A single jammed finger will ruin your day. This proves to be true, especially if you are a sport player. Occasionally, playing volleyball, basketball, rugby, and football will cause your finger to jam. It is important to know how to treat a jammed finger, although this type of joint sprain does heal without any kind of treatment. After all, there are some cases in which you need to perform specific home care approaches.
How Not to Jam Your Finger
A jammed finger is a joint sprain which is sustained from a powerful impact to the tip of your finger. This makes your finger swollen, hard to bend, and painful to move. This type of joint sprain is common and it does heal itself after a while. However, if you keep the jammed finger untreated, it will make your finger crooked or dislocated. This turns into a massive, unbearable pain on your finger. At this point, there’s no other way but to treat a jammed finger to a doctor.
Of course, the first thing to do is to make sure about the severity of the jammed finger. A more serious injury will have to be treated by a doctor. However, if the injury is not severe, there’s a way for you to treat a jammed finger without any assistance of doctor. Just like the other trauma-induced swelling, there is a popular term to heal it, known as “RICE.” This term is an abbreviation of ‘Resting it, Icing it, Compressing it with a wrap, and Elevating it.’
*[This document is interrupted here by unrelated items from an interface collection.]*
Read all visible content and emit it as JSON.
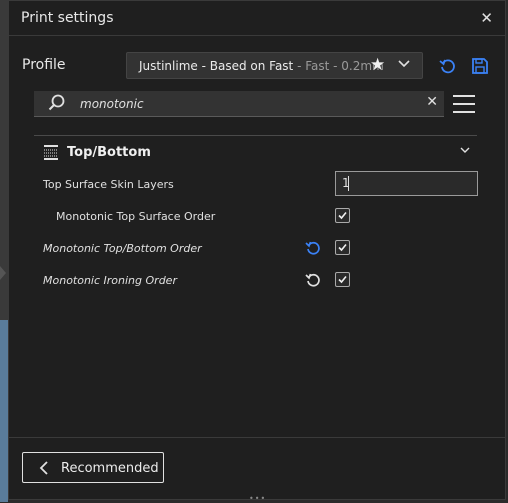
{
  "window": {
    "title": "Print settings",
    "close": "✕"
  },
  "profile": {
    "label": "Profile",
    "name": "Justinlime - Based on Fast",
    "sub": " - Fast - 0.2mm",
    "favorite": "★"
  },
  "search": {
    "value": "monotonic",
    "clear": "✕"
  },
  "category": {
    "title": "Top/Bottom"
  },
  "settings": [
    {
      "label": "Top Surface Skin Layers",
      "value": "1"
    },
    {
      "label": "Monotonic Top Surface Order",
      "checked": true
    },
    {
      "label": "Monotonic Top/Bottom Order",
      "checked": true,
      "reset_color": "#3b82f6"
    },
    {
      "label": "Monotonic Ironing Order",
      "checked": true,
      "reset_color": "#e0e0e0"
    }
  ],
  "footer": {
    "recommended": "Recommended"
  },
  "colors": {
    "accent": "#3b82f6",
    "background": "#1f1f1f"
  }
}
Apply ice to the fresh jammed finger to reduce swelling. This, in return, will elevate the jam so that blood moves away from the injury. After a few days of rest, start to move your finger back slowly but sure. You can bend it slightly and put yourself in minimal pain as you move the swelling out of the joint. If a hurt can be felt, there’s no need to force the jammed finger. Regardless, RICE treatment is an easy way to treat a jammed finger.
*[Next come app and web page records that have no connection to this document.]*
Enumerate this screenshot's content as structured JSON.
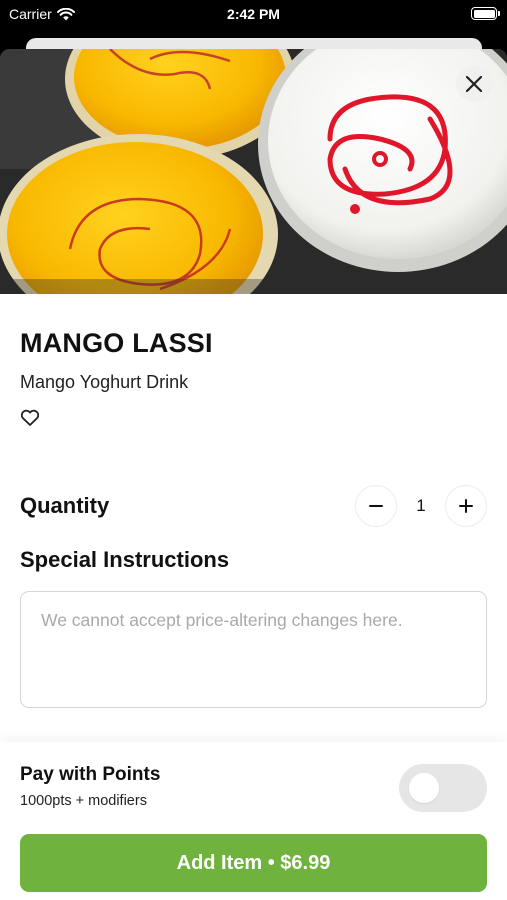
{
  "status_bar": {
    "carrier": "Carrier",
    "time": "2:42 PM"
  },
  "item": {
    "name": "MANGO LASSI",
    "description": "Mango Yoghurt Drink",
    "hero_image": "mango-and-plain-lassi-glasses-with-saffron-drizzle"
  },
  "quantity": {
    "label": "Quantity",
    "value": "1"
  },
  "instructions": {
    "label": "Special Instructions",
    "placeholder": "We cannot accept price-altering changes here."
  },
  "points": {
    "label": "Pay with Points",
    "detail": "1000pts + modifiers",
    "enabled": false
  },
  "add_button": {
    "label": "Add Item • $6.99"
  },
  "colors": {
    "accent_green": "#6fb23e",
    "toggle_off": "#e6e6e6",
    "text": "#111111"
  }
}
Sometimes, a long time of rest may be necessary. Inflammation and pain in your jammed finger can also occur and it may lead to more serious injury. At this point, you can take an aspirin or some anti-inflammatory drugs such as NSAIDs. NSAIDs can help control the cascade of the finger’s inflammation and also reduce swelling as well as pain. This should not be taken lightly, because the medicines are meant to be short-term use only.
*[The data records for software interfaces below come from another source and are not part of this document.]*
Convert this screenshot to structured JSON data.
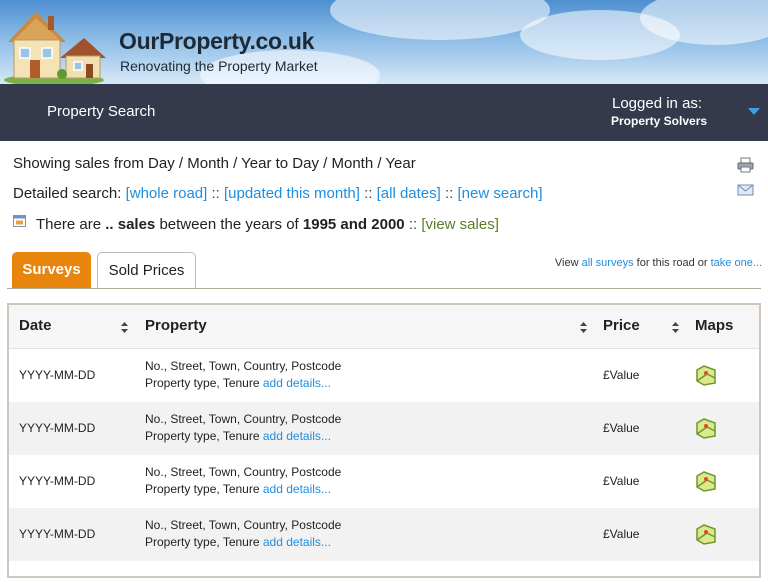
{
  "header": {
    "brand": "OurProperty.co.uk",
    "tagline": "Renovating the Property Market"
  },
  "nav": {
    "title": "Property Search",
    "logged_in_label": "Logged in as:",
    "user": "Property Solvers"
  },
  "info": {
    "showing": "Showing sales from Day / Month / Year to Day / Month / Year",
    "detailed_label": "Detailed search:",
    "links": [
      "[whole road]",
      "[updated this month]",
      "[all dates]",
      "[new search]"
    ],
    "separator": "::",
    "sales_prefix": "There are",
    "sales_count": "..",
    "sales_word": "sales",
    "between": "between the years of",
    "years": "1995 and 2000",
    "view_sales": "[view sales]"
  },
  "tabs": [
    {
      "label": "Surveys",
      "active": false
    },
    {
      "label": "Sold Prices",
      "active": true
    }
  ],
  "view_note": {
    "prefix": "View",
    "link1": "all surveys",
    "middle": "for this road or",
    "link2": "take one..."
  },
  "table": {
    "columns": [
      "Date",
      "Property",
      "Price",
      "Maps"
    ],
    "rows": [
      {
        "date": "YYYY-MM-DD",
        "address": "No., Street, Town, Country, Postcode",
        "type": "Property type, Tenure",
        "add": "add details...",
        "price": "£Value"
      },
      {
        "date": "YYYY-MM-DD",
        "address": "No., Street, Town, Country, Postcode",
        "type": "Property type, Tenure",
        "add": "add details...",
        "price": "£Value"
      },
      {
        "date": "YYYY-MM-DD",
        "address": "No., Street, Town, Country, Postcode",
        "type": "Property type, Tenure",
        "add": "add details...",
        "price": "£Value"
      },
      {
        "date": "YYYY-MM-DD",
        "address": "No., Street, Town, Country, Postcode",
        "type": "Property type, Tenure",
        "add": "add details...",
        "price": "£Value"
      }
    ]
  },
  "icons": {
    "logo": "houses-logo-icon",
    "calendar": "calendar-icon",
    "print": "print-icon",
    "email": "email-icon",
    "map": "map-icon",
    "sort": "sort-icon",
    "dropdown": "chevron-down-icon"
  },
  "colors": {
    "nav_bg": "#343a4b",
    "link": "#1e8ee0",
    "active_tab": "#e8850d",
    "sales_link": "#5a7d2a"
  }
}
If the jammed finger is on the process of healing, you can tape it to an adjacent finger. This is considered as ‘buddy-tapping.’ This can increase the stability and protection from further injury. Take note that buddy-taping should be done carefully, because a firm tape might increase the swelling instead and cut off the blood circulation to the jammed finger. Some cotton gauze between the fingers may be recommended to prevent skin blister. Eventually, the finger will heal as you treat a jammed finger with care, all without the need of a doctor.